The Il-22PP was first flown publicly in 2016. The aircraft, described as an “escort jammer” to support other aircraft, was intended to disrupt radars, surface-to-air and cruise-missile guidance systems, and tactical data networks such as Link 16.
“The problem of Porubshchik 1 is in the aircraft platform itself, as Russia has about 10 Il-22 planes and this machine cannot be reproduced,” the defense industry source told Sputnik News.
“The new aircraft will be named Porubshchik 2, but most likely, this machine will join the Aerospace Forces under a different name,” the source added. “There definitely will be a new air-frame. There is a possibility of developing such an aircraft on the basis of Tu-214 or Il-76 plane.”
None of this is particularly noteworthy. Electronic-warfare aircraft, such as the EA-18G, have become a fixture of aerial warfare since World War II. Jamming radars, missile-guidance systems and communications networks has become par for the course. For that matter, the Pentagon worries about Russian and Chinese capabilities to jam or spoof GPS links that are key to accurate navigation and targeting.

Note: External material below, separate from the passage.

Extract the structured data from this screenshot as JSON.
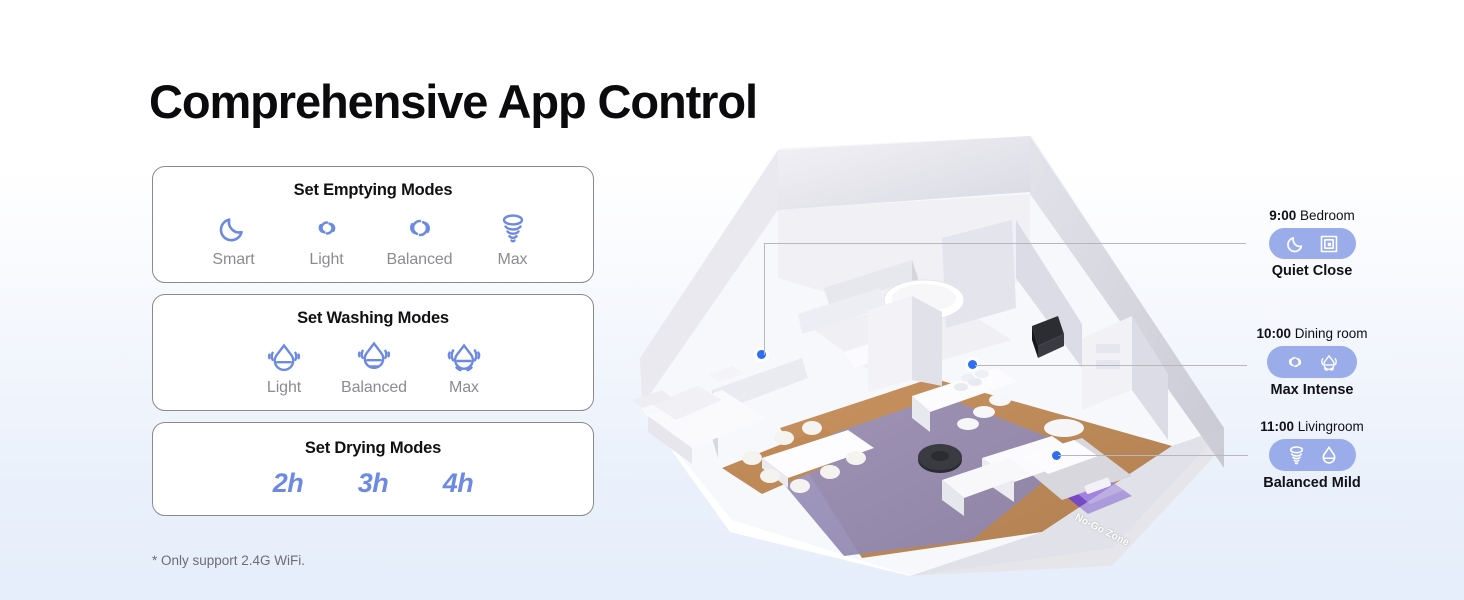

But disabling the electronics on satellites? This would seem to be a different challenge, and how Russia plans to tackle it is unclear. For example, what does it mean to “turn off” a military satellite? Convince the satellite to shut down its systems, perhaps by spoofing a command signal from ground control? Or does it mean hitting the satellite with some kind of powerful beam that fries its electronics or disrupt its systems? And how powerful a system could be mounted on what is essentially a medium-sized airliner?

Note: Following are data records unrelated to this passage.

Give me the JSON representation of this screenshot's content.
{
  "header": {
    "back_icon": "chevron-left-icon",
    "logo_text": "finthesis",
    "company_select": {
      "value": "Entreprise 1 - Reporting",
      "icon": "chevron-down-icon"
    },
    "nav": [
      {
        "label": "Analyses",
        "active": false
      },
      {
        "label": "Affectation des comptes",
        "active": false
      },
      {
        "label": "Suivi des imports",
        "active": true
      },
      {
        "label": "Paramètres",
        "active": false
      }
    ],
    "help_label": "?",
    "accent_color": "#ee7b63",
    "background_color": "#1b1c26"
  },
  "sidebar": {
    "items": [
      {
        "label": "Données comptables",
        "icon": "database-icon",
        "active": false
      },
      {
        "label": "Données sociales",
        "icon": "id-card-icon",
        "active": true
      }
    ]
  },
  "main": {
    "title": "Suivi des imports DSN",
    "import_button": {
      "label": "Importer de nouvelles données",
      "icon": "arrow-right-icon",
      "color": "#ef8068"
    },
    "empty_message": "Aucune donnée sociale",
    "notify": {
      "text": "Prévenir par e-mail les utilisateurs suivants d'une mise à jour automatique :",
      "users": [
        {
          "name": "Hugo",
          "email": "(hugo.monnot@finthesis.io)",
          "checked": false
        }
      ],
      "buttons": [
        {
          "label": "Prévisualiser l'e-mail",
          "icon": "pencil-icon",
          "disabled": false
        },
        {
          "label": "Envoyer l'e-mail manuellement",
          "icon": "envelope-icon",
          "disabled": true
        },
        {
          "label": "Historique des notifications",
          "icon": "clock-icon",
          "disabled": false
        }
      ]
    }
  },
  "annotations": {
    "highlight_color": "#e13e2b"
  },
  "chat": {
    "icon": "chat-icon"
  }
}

However, the most interesting question isn’t about aircraft or satellites. It’s about who is willing to risk nuclear war. The Trump administration’s draft Nuclear Posture Review, released in January, suggests that America could respond with nuclear weapons to a kinetic or cyberattack on U.S. satellites. “The President will have an expanding range of limited and graduated options to credibly deter Russian nuclear or non-nuclear strategic attacks, which could now include attacks against U.S. NC3 [nuclear command, control and communications], in space and cyber space,” states the NPR.

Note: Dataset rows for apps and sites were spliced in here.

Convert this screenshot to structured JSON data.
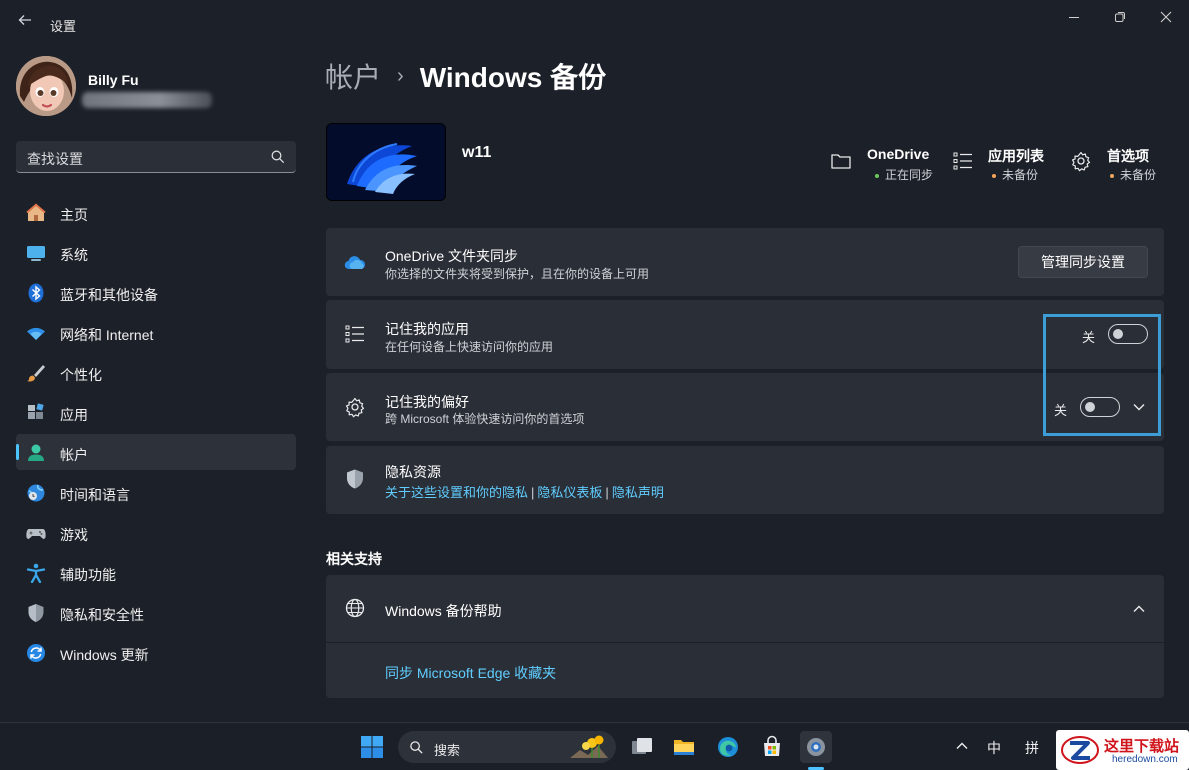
{
  "window": {
    "title": "设置",
    "back_icon": "arrow-left-icon"
  },
  "profile": {
    "name": "Billy Fu"
  },
  "search": {
    "placeholder": "查找设置"
  },
  "nav": [
    {
      "label": "主页",
      "icon": "home-icon"
    },
    {
      "label": "系统",
      "icon": "monitor-icon"
    },
    {
      "label": "蓝牙和其他设备",
      "icon": "bluetooth-icon"
    },
    {
      "label": "网络和 Internet",
      "icon": "wifi-icon"
    },
    {
      "label": "个性化",
      "icon": "brush-icon"
    },
    {
      "label": "应用",
      "icon": "apps-icon"
    },
    {
      "label": "帐户",
      "icon": "account-icon",
      "active": true
    },
    {
      "label": "时间和语言",
      "icon": "globe-clock-icon"
    },
    {
      "label": "游戏",
      "icon": "gamepad-icon"
    },
    {
      "label": "辅助功能",
      "icon": "accessibility-icon"
    },
    {
      "label": "隐私和安全性",
      "icon": "shield-icon"
    },
    {
      "label": "Windows 更新",
      "icon": "update-icon"
    }
  ],
  "breadcrumb": {
    "parent": "帐户",
    "separator": "›",
    "current": "Windows 备份"
  },
  "device": {
    "name": "w11"
  },
  "status": [
    {
      "title": "OneDrive",
      "status": "正在同步",
      "icon": "folder-icon",
      "color": "#6ccb5f"
    },
    {
      "title": "应用列表",
      "status": "未备份",
      "icon": "list-icon",
      "color": "#f7a35c"
    },
    {
      "title": "首选项",
      "status": "未备份",
      "icon": "gear-icon",
      "color": "#f7a35c"
    }
  ],
  "onedrive_card": {
    "title": "OneDrive 文件夹同步",
    "subtitle": "你选择的文件夹将受到保护，且在你的设备上可用",
    "button": "管理同步设置"
  },
  "apps_card": {
    "title": "记住我的应用",
    "subtitle": "在任何设备上快速访问你的应用",
    "toggle_label": "关"
  },
  "prefs_card": {
    "title": "记住我的偏好",
    "subtitle": "跨 Microsoft 体验快速访问你的首选项",
    "toggle_label": "关"
  },
  "privacy_card": {
    "title": "隐私资源",
    "links": [
      "关于这些设置和你的隐私",
      "隐私仪表板",
      "隐私声明"
    ],
    "separator": "|"
  },
  "related": {
    "section_title": "相关支持",
    "help_title": "Windows 备份帮助",
    "help_link": "同步 Microsoft Edge 收藏夹"
  },
  "taskbar": {
    "search_label": "搜索",
    "ime_lang": "中",
    "ime_mode": "拼",
    "watermark_title": "这里下载站",
    "watermark_sub": "heredown.com"
  },
  "colors": {
    "accent": "#4cc2ff",
    "link": "#60cdff",
    "highlight": "#3d9dd6"
  }
}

If Russia can in fact disable the electronics on American satellites, and the NPR does reflect U.S. policy, then turning off a satellite could be construed as an act of war sufficient to justify a nuclear response. Whether a U.S. president would in fact risk thermonuclear war over a disabled satellite is another matter. Nonetheless, Russia’s new toy could have dangerous implications.
Image: Russian BUK-M2/SA-17 Grizzly medium-range battlefield surface-to-air missile system drives during the Victory Day parade at Red Square in Moscow, Russia, May 9, 2015. Russia marks the 70th anniversary of the end of World War Two in Europe on Saturday with a military parade, showcasing new military hardware at a time when relations with the West have hit lows not seen since the Cold War. REUTERS/Host Photo Agency/RIA Novosti